### Task instructions
Which of the lines below hold "screenshot"? Please return each one.

### Given data
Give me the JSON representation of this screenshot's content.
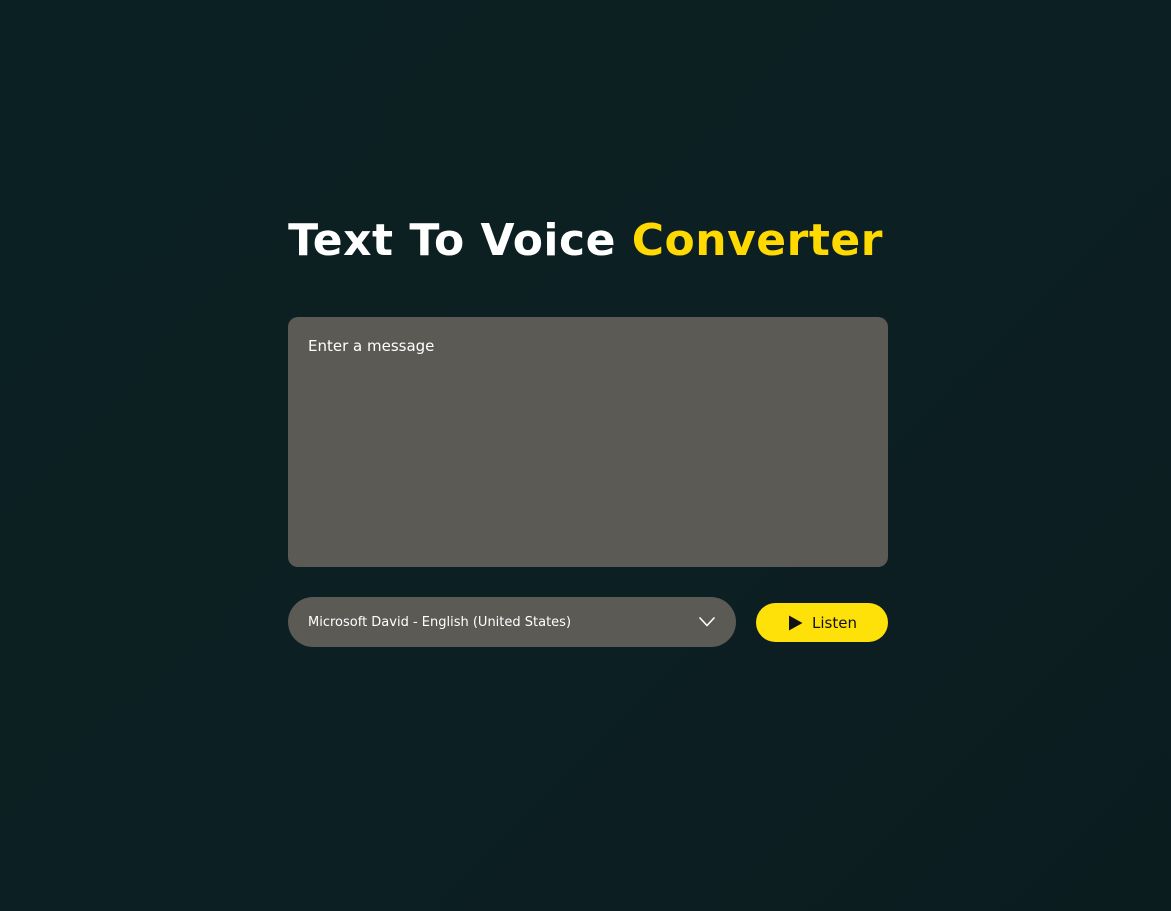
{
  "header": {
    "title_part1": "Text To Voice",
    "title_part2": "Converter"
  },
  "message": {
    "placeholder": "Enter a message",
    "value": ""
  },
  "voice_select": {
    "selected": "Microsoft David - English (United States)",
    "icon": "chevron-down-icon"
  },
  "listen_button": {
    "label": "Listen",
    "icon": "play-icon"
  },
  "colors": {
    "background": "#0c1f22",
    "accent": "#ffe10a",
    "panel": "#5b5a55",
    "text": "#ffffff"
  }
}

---

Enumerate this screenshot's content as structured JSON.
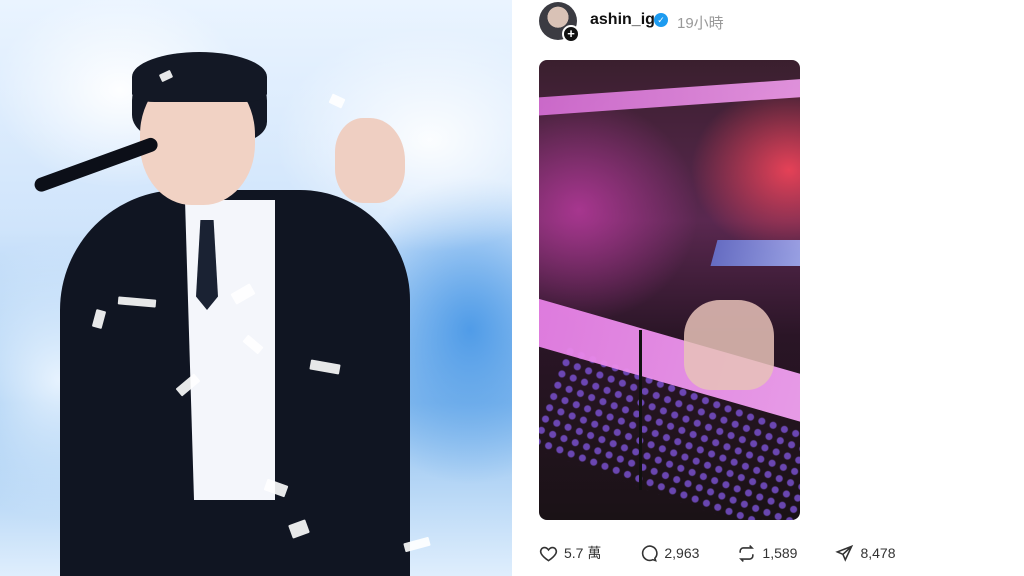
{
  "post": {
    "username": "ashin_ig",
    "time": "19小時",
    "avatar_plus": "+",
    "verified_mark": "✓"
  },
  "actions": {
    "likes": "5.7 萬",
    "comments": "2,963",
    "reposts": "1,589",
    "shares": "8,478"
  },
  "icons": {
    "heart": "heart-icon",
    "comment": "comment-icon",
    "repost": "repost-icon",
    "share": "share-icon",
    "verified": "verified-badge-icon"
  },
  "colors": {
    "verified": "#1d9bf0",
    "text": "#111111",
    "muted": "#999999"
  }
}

### Exercise output
Give me the JSON representation of this screenshot's content.
Enumerate this screenshot's content as structured JSON.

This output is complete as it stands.